2. Memphis. Temple fans were happy when the Owls got the No. 3 seed, because it meant not having a potential quarterfinal game against the Tigers. Like Wichita State, Memphis needs to win the AAC tourney to earn an NCAA berth. The major difference between Memphis and Wichita State is that the AAC Tournament is being played on the Tigers’ home court.

The Tigers went 15-2 this year at the FedEx Forum. The losses were to Tennessee on Dec. 15 and to Cincinnati on Feb. 7. In the most recent NET rankings, Tennessee is No. 6, and Cincinnati is 27.

Memphis has one of the hottest players in the country in senior guard Jeremiah Martin, who shared the AAC regular-season scoring title with Temple’s Shizz Alston at 19.7 ppg. In his last 10 games, Martin is averaging 28.3. That stretch includes a 30-point performance in an 81-73 win over visiting Temple.

Who is the most intriguing player?

That’s easy: 7-foot-6 Central Florida senior Tacko Fall. Nobody alters more shots. Nobody blocks more, either. He leads the AAC with 2.4 blocks per game.

On Saturday, foul trouble limited him in a 67-62 loss at Temple. He had two points, five rebounds, and no blocks in less than 20 minutes.

Tacko Fall of Central Florida holding the ball high above Alani Moore of Temple during the second half March 9..
CHARLES FOX / Staff Photographer
Tacko Fall of Central Florida holding the ball high above Alani Moore of Temple during the second half March 9..

Who’s another player to watch?

Cincinnati’s Jarron Cumberland would make anybody’s all-tough team. Come to think of it, most of the Bearcats would.

Temple's Quinton Rose driving to the basket between Cincinnati defenders Jarron Cumberland (34) and Keith Williams on Jan. 27.
JOSE F. MORENO / Staff Photographer
Temple's Quinton Rose driving to the basket between Cincinnati defenders Jarron Cumberland (34) and Keith Williams on Jan. 27.

On Wednesday, Cumberland was named the AAC player of the year. The 6-5 junior is listed as a guard, but he can score inside or outside. He finished third in the regular-season AAC scoring race (18.4 ppg.), and was one of three unanimous first-team all-conference players, with Martin and senior guard Corey Davis Jr. of Houston.
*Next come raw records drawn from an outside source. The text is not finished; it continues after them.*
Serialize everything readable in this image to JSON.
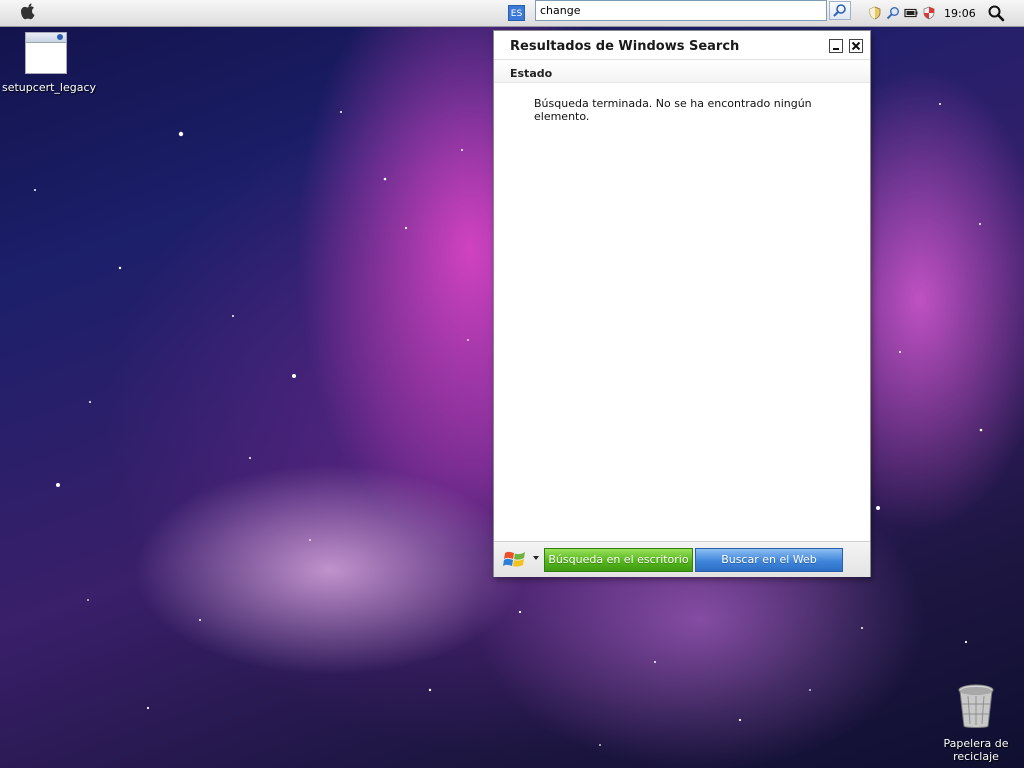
{
  "menubar": {
    "apple_icon": "apple-icon",
    "language": "ES",
    "search_value": "change",
    "search_button_icon": "magnifier-icon",
    "tray_icons": [
      "shield-icon",
      "search-tray-icon",
      "battery-icon",
      "security-shield-icon"
    ],
    "clock": "19:06",
    "spotlight_icon": "spotlight-icon"
  },
  "desktop": {
    "icons": [
      {
        "label": "setupcert_legacy",
        "icon": "window-app-icon"
      },
      {
        "label": "Papelera de reciclaje",
        "icon": "trash-icon"
      }
    ]
  },
  "search_window": {
    "title": "Resultados de Windows Search",
    "status_label": "Estado",
    "status_message": "Búsqueda terminada. No se ha encontrado ningún elemento.",
    "footer": {
      "logo_icon": "windows-logo-icon",
      "desktop_search_label": "Búsqueda en el escritorio",
      "web_search_label": "Buscar en el Web"
    }
  },
  "colors": {
    "menubar": "#dcdcdc",
    "desktop_button": "#54b51b",
    "web_button": "#3f86db",
    "wallpaper_accent": "#e146c8"
  }
}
Davis averaged a team-high 16.6 points for the regular-season champion.

Welcome back

UConn senior guard Jalen Adams suffered a knee injury early in the first half of the Huskies’ 81-63 loss at Temple on Feb. 6. Adams (16.9 ppg.) didn’t return until UConn’s final regular-season game, Sunday’s 82-73 win at ECU.
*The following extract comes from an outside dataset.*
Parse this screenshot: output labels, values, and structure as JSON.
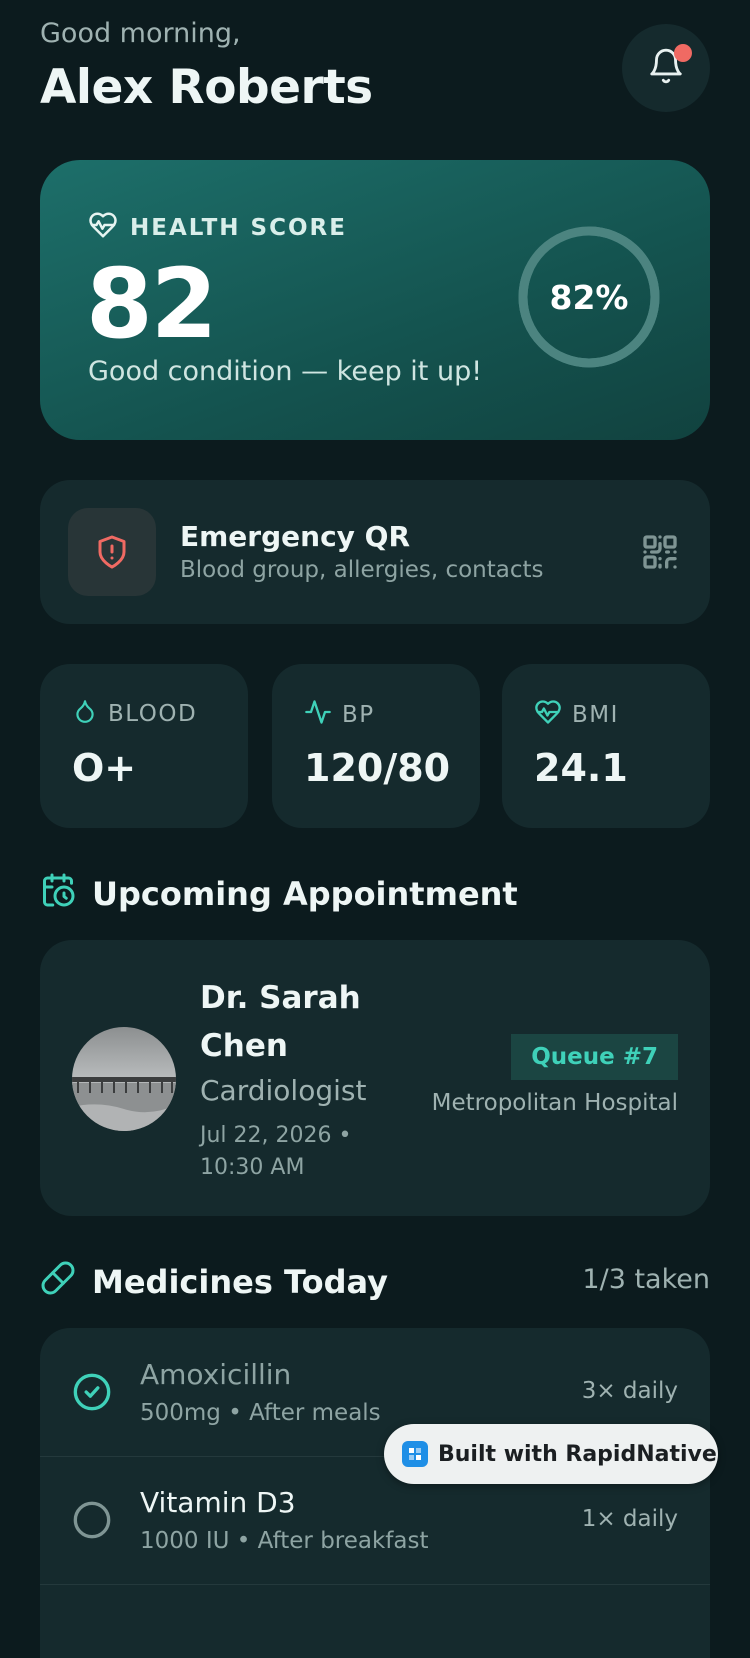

Adams missed seven games, and the Huskies were 1-6. Even without Adams, UConn scared the daylights out of Temple in last week’s 77-70 home loss to the Owls.

AAC Tournament

Opening round: Thursday, March 14

Game 1: No. 8 South Florida vs. No. 9 UConn, (1 p.m., ESPNU),

Game 2: No. 5 Memphis vs. No. 12 Tulane, (3 p.m., ESPNU).

Game 3: No. 7 Tulsa vs. No. 10 SMU, (8 p.m., ESPNU).

Game 4: No. 6 Wichita State vs. No. 11 ECU (10 p.m., (ESPNU).

Quarterfinals: Friday, March 15

Game 5: No. 1 Houston vs. winner of Game 1 (noon, ESPN2)

Game 6: No. 4 UCF vs. winner of Game 2 (2 p.m., ESPN2)

Game 7: No. 2 Cincinnati vs. winner of Game 3 (7 p.m., ESPNU)

Game 8: No. 3 Temple vs. winner of Game 4, (9 p.m., ESPNU)

Semifinals: Saturday, March 16

Game 9: winner of Game 5 vs. winner of Game 6 (3 p.m., ESPN2)

Game 10: winner of Game 7 vs. winner of Game 8 (5 p.m., ESPN2)

Final: Sunday, March 17

Game 11: winner of Game 9 vs. winner of Game 10 (3:15 p.m., ESPN)